Excellence in Innovation
Aug 28, 2020Texas A&M Regents Professor of Chemistry and Cyclotron Institute Director Sherry Yennello has been selected to receive the American Chemical Society's 2021 Glenn T. Seaborg Award for Nuclear Chemistry recognizing research accomplishment in nuclear and radiochemistry or their application.
Aug 02, 2020During the past three years, nearly 100 electronic components of SpaceX's Crew Dragon capsule were tested at the Texas A&M Cyclotron Institute in preparation for its historic trip as the first crewed spacecraft launched from American soil since 2011 and a major milestone in SpaceX’s ultimate quest for commercial space tourism.
In Service to Science
Oct 29, 2019Congratulations to Texas A&M Regents Professor of Chemistry and Cyclotron Institute Director Sherry Yennello, who has been selected as one of three Team Leaders for the United States Delegation to the 7th IUPAP International Conference on Women in Physics (ICWIP 2020), set for July 13-17 in Melbourne, Australia.
Supporting Stewardship Science
Jul 05, 2018A Texas A&M Cyclotron Institute-led consortium has been awarded a five-year, $10 million Stewardship Science Academic Alliances Program grant from the U.S. Department of Energy's National Nuclear Security Administration to establish and implement the Center for Excellence in Nuclear Training And University-based Research (CENTAUR).
Jun 29, 2018Texas A&M Cyclotron Institute postdoctoral researcher Ting Lin has been selected as a co-recipient of Brookhaven National Laboratory's 2018 RHIC and AGS Thesis Award recognizing the most outstanding doctoral thesis related to research conducted at Brookhaven facilities.

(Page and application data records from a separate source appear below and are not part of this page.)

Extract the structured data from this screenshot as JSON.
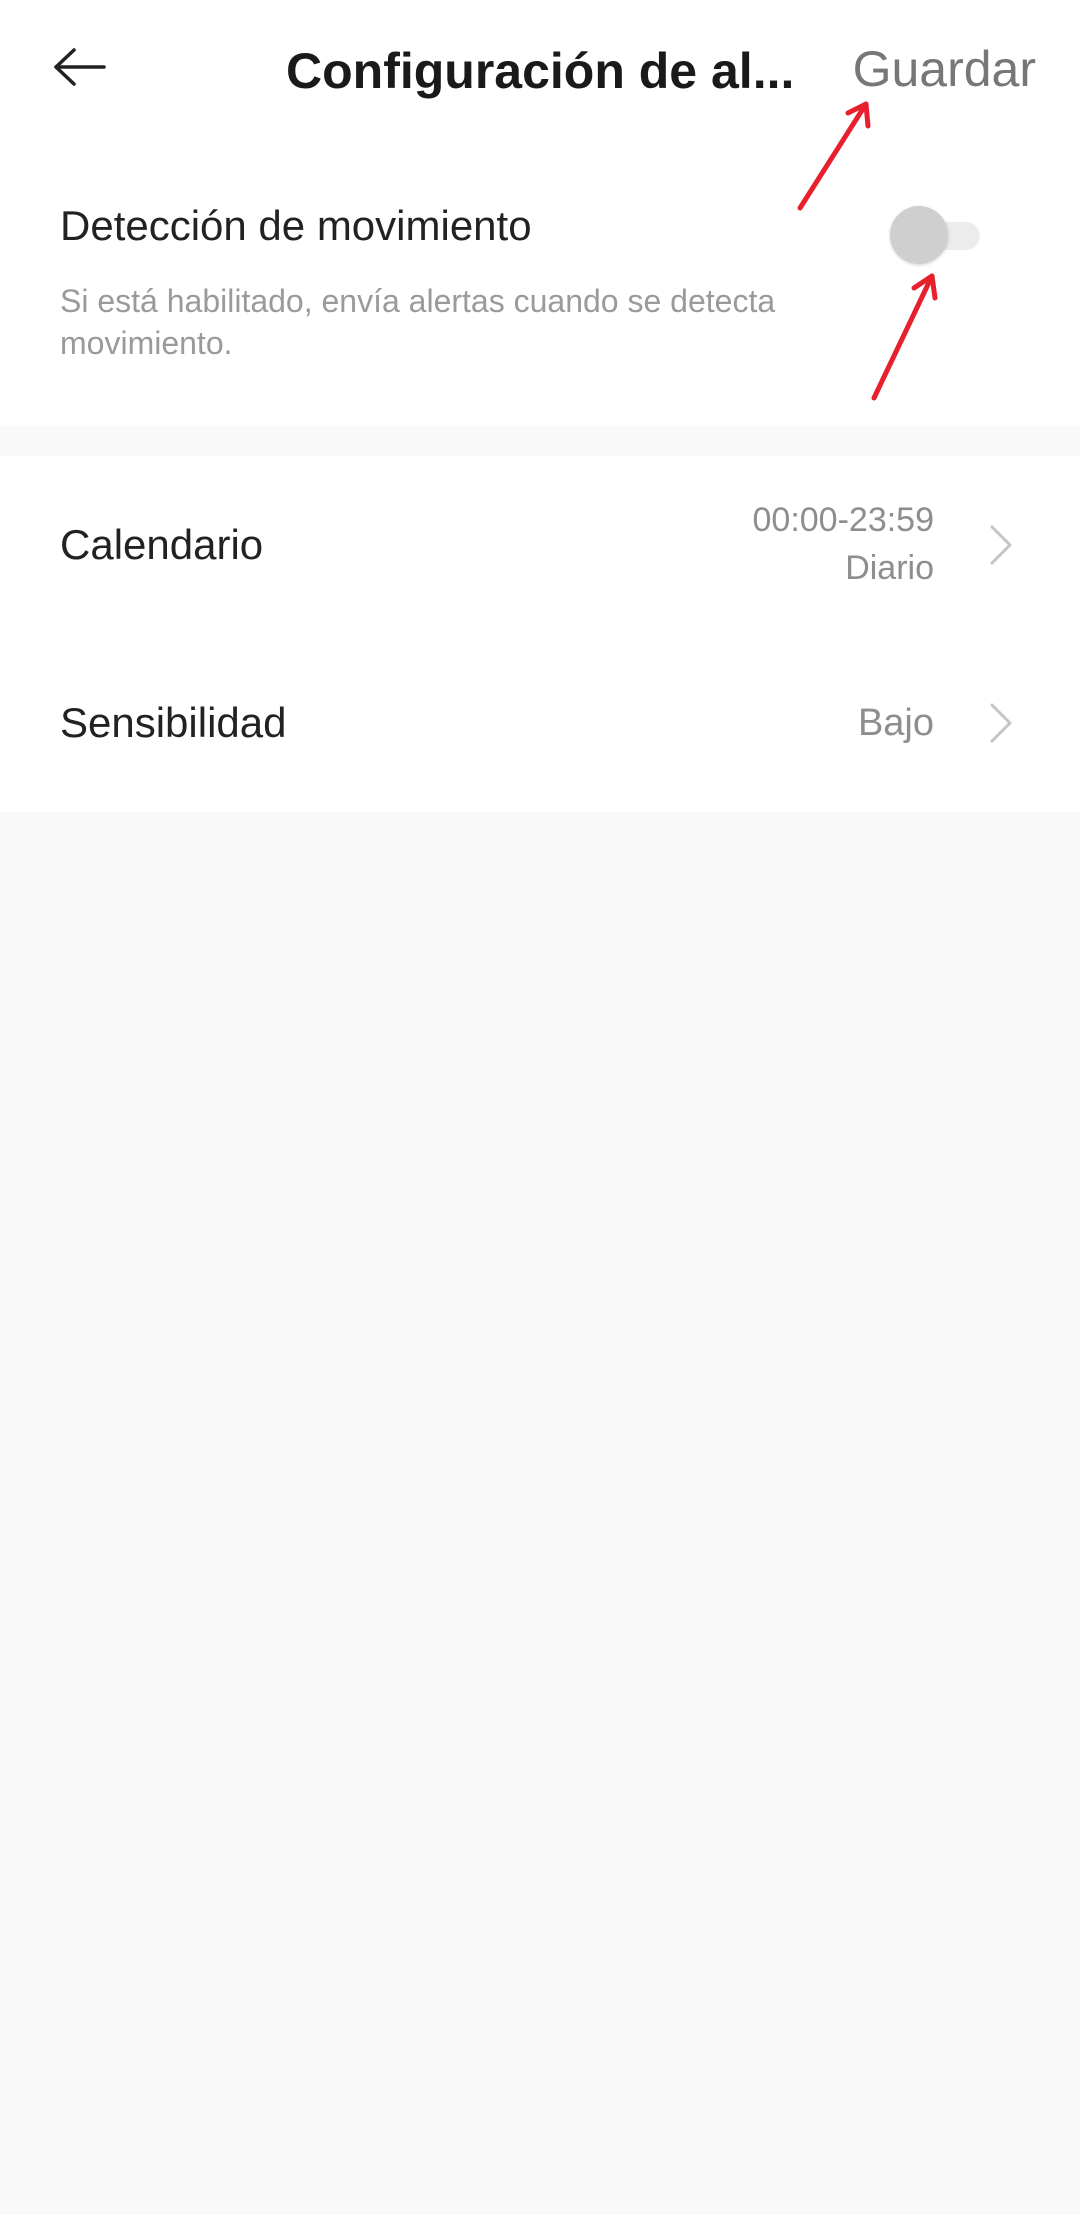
{
  "header": {
    "title": "Configuración de al...",
    "save_label": "Guardar",
    "back_icon": "arrow-left-icon"
  },
  "motion": {
    "title": "Detección de movimiento",
    "description": "Si está habilitado, envía alertas cuando se detecta movimiento.",
    "toggle_on": false
  },
  "settings": {
    "schedule": {
      "label": "Calendario",
      "time": "00:00-23:59",
      "repeat": "Diario"
    },
    "sensitivity": {
      "label": "Sensibilidad",
      "value": "Bajo"
    }
  },
  "colors": {
    "annotation": "#e8202e",
    "background": "#f9f9f9",
    "card": "#ffffff"
  }
}
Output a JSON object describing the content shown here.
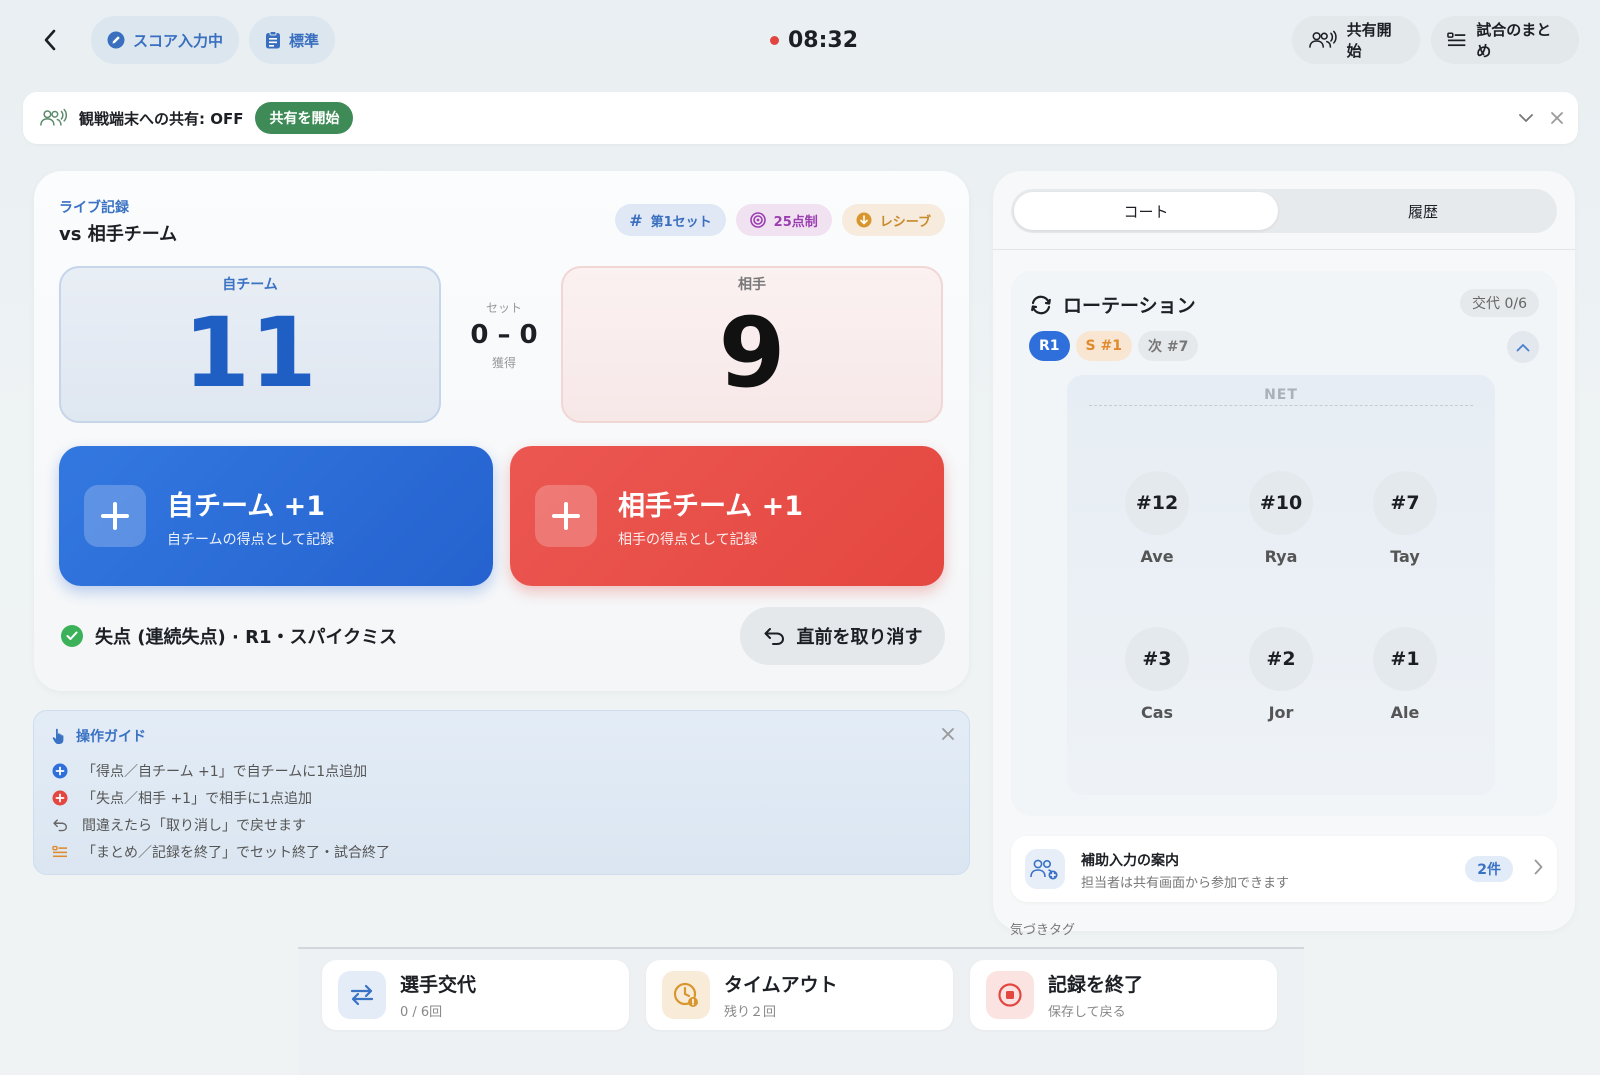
{
  "header": {
    "status_label": "スコア入力中",
    "mode_label": "標準",
    "timer": "08:32",
    "share_button": "共有開始",
    "summary_button": "試合のまとめ"
  },
  "share_banner": {
    "text": "観戦端末への共有: OFF",
    "start_button": "共有を開始"
  },
  "score": {
    "live_label": "ライブ記録",
    "vs_title": "vs 相手チーム",
    "chips": {
      "set": "第1セット",
      "points": "25点制",
      "phase": "レシーブ"
    },
    "home": {
      "label": "自チーム",
      "score": "11"
    },
    "opponent": {
      "label": "相手",
      "score": "9"
    },
    "set_info": {
      "label": "セット",
      "score": "0 – 0",
      "sub": "獲得"
    },
    "home_button": {
      "title": "自チーム +1",
      "sub": "自チームの得点として記録"
    },
    "opp_button": {
      "title": "相手チーム +1",
      "sub": "相手の得点として記録"
    },
    "last_event": "失点 (連続失点) · R1・スパイクミス",
    "undo_button": "直前を取り消す"
  },
  "guide": {
    "title": "操作ガイド",
    "items": [
      "「得点／自チーム +1」で自チームに1点追加",
      "「失点／相手 +1」で相手に1点追加",
      "間違えたら「取り消し」で戻せます",
      "「まとめ／記録を終了」でセット終了・試合終了"
    ]
  },
  "right_panel": {
    "tabs": {
      "court": "コート",
      "history": "履歴"
    },
    "rotation": {
      "title": "ローテーション",
      "subs_badge": "交代 0/6",
      "chips": {
        "rotation": "R1",
        "server": "S #1",
        "next": "次 #7"
      },
      "net_label": "NET",
      "front_row": [
        {
          "number": "#12",
          "name": "Ave"
        },
        {
          "number": "#10",
          "name": "Rya"
        },
        {
          "number": "#7",
          "name": "Tay"
        }
      ],
      "back_row": [
        {
          "number": "#3",
          "name": "Cas"
        },
        {
          "number": "#2",
          "name": "Jor"
        },
        {
          "number": "#1",
          "name": "Ale"
        }
      ]
    },
    "assist": {
      "title": "補助入力の案内",
      "sub": "担当者は共有画面から参加できます",
      "count": "2件"
    },
    "tag_label": "気づきタグ"
  },
  "bottom_bar": {
    "substitution": {
      "title": "選手交代",
      "sub": "0 / 6回"
    },
    "timeout": {
      "title": "タイムアウト",
      "sub": "残り２回"
    },
    "end": {
      "title": "記録を終了",
      "sub": "保存して戻る"
    }
  },
  "colors": {
    "accent_blue": "#2f6fdc",
    "accent_red": "#e4473f",
    "share_green": "#3e8b57",
    "check_green": "#3bb25a"
  }
}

50 Years of Beam
Oct 31, 2017Since 1967, the Cyclotron Institute has served as the core of Texas A&M's nuclear science program and as a major technical and educational resource for the state, nation and world. Join us in celebrating 50 years of beam in a three-day symposium dedicated to Texas A&M's past, present, and future of exploring the nuclear frontier.
All Eyes on Isotopes
Feb 22, 2017Scientists across Texas and the nation will convene in College Station March 9 to explore current and potential opportunities within two of Texas A&M's greatest resources for nuclear science research and education -- the Cyclotron Institute and the Nuclear Science Center -- as part of an isotope production workshop at the Cyclotron Institute.
Oganessian in Aggieland
Nov 14, 2016Russian scientist Yuri Oganessian, a Texas A&M Institute for Advanced Study (TIAS) Faculty Fellow and a Cyclotron Institute collaborator, came to Texas A&M earlier this month for a public lecture detailing his experience with element 118, officially named oganesson in his honor Nov. 30.
In His Element
Jun 16, 2016Russian physicist, Texas A&M University Institute for Advanced Study (TIAS) Faculty Fellow and Cyclotron Institute collaborator Yuri Oganessian helped to discover many super heavy elements. The heaviest one yet -- element 118, or "oganesson" -- is set to be named after him this fall.
Homing In on the Future
May 14, 2015Sometimes "ah-ha" moments can come at unexpected times. In Texas A&M senior physics major Layla Bakhtiari's case, a big one happened when she found career inspiration in a television show as an 11-year-old that led to a home as an undergraduate researcher in the world-renowned Texas A&M Cyclotron Institute.
Comet Watching in Aggieland
Mar 30, 2013Spring is in the air, and for several days just after sunset earlier in March, so was Comet PanSTARRS. Armed with viewing tips from Texas A&M astronomers, science enthusiasts across the Brazos Valley got a little more up close and personal with their night sky, as evidenced by the many great shots of the historic comet (including this one from Lake Bryan by Sid Ehlert) sent in to local media outlets and shared via social media.
Feb 28, 2013It was standing-room only last Saturday in the Stephen W. Hawking Auditorium, where Texas A&M astronomer Jennifer Marshall shared her knowledge of extra-terrestrial planets with area high school students participating in the National Science Foundation-funded Saturday Morning Physics (SMP) Program.